Greenpeace raised the heat several months ago when the organization lambasted data center operators for contributing to global warming. The organization has recently intensified criticism by targeting Facebook in campaigns to force the company to move away from using coal-based utilities.
In contrast, a new study by Microsoft, Accenture and WSP Environment & Energy reports that cloud computing reduces energy use and carbon emissions.
Skeptical? In this case, we do not argue that data centers can be greener than corporate IT. But there is a distinction to make between efficiency and the overall effect of data centers on the environment.
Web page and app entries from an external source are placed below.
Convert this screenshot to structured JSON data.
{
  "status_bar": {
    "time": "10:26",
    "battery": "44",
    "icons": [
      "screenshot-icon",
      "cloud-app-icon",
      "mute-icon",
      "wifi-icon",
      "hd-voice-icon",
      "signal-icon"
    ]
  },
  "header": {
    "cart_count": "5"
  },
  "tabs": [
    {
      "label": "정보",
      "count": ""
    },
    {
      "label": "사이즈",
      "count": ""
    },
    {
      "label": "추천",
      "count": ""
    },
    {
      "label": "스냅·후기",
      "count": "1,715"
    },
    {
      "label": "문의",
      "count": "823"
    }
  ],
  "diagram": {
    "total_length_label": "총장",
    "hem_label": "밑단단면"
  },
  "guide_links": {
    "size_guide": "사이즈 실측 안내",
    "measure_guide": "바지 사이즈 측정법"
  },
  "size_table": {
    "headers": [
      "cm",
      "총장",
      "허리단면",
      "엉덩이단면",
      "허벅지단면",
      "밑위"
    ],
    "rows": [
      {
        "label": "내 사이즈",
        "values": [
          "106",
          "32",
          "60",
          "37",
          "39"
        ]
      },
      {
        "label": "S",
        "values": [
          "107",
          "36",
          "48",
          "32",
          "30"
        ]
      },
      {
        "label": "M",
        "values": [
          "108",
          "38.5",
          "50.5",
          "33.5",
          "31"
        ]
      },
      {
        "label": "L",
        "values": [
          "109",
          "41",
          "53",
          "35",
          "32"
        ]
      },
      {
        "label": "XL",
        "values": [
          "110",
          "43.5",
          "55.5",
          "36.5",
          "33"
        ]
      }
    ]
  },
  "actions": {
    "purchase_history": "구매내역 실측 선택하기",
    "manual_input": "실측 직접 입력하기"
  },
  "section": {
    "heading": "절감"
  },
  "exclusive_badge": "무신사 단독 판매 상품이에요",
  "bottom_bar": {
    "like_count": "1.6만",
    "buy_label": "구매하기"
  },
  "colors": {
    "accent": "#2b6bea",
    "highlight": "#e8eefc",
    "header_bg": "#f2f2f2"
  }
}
New data centers are being built to keep up with the constant stream of information we produce. Each one of those data centers can consume exponential amounts of power and in the process produce a lot of pollution.
Microsoft, Accenture argue for the benefits of data centers. They state that public, cloud computing environments running enterprise applications can cut energy consumption and carbon emissions by 30% compared to an organization that runs the same software on its own infrastructure.
In addition, cloud computing data centers provide efficiencies that organizations can not achieve.
We don’t think there is much to argue on this point. Multi-tenancy means that thousands of companies may run applications in one cloud computing environment.
Amazon pioneered methods for creating efficiencies on its servers that just can’t be matched by a company operating its own server environment. Google, Microsoft and others have made continuous improvements in optimizing data centers.
With such optimization, it only makes sense that a shared data center would save more energy than a corporate IT department.
But around the world, data centers are getting built in record numbers. And they consume a lot of power.
In Oregon, Facebook is building a data center that Greenpeace is targeting. The organization maintains that the data center will be powered by coal. Facebook disputes that fact.
Regardless, the community of Prineville is getting its infrastructure beefed up to accomodate Facebook. A substation is planned that can handle 90 megawatts of power. The substation there now can only handle 30 megawatts.
In the years to come, this story will repeat itself all over the world.
The New York Times reported this week:
Lisa Rhodes, vice president of marketing and sales at Verne Global, a data center company based in Iceland, said that “according to the Environmental Protection Agency, data centers now account for 1.5 percent of all electricity consumption in the U.S. and by 2020, carbon emissions will have quadrupled to 680 million tons per year, which will account for more than the aviation industry.”
The issue is not with efficiencies. That’s a given. The real problems come as we produce more digital information and in the end consume more energy than ever imagined.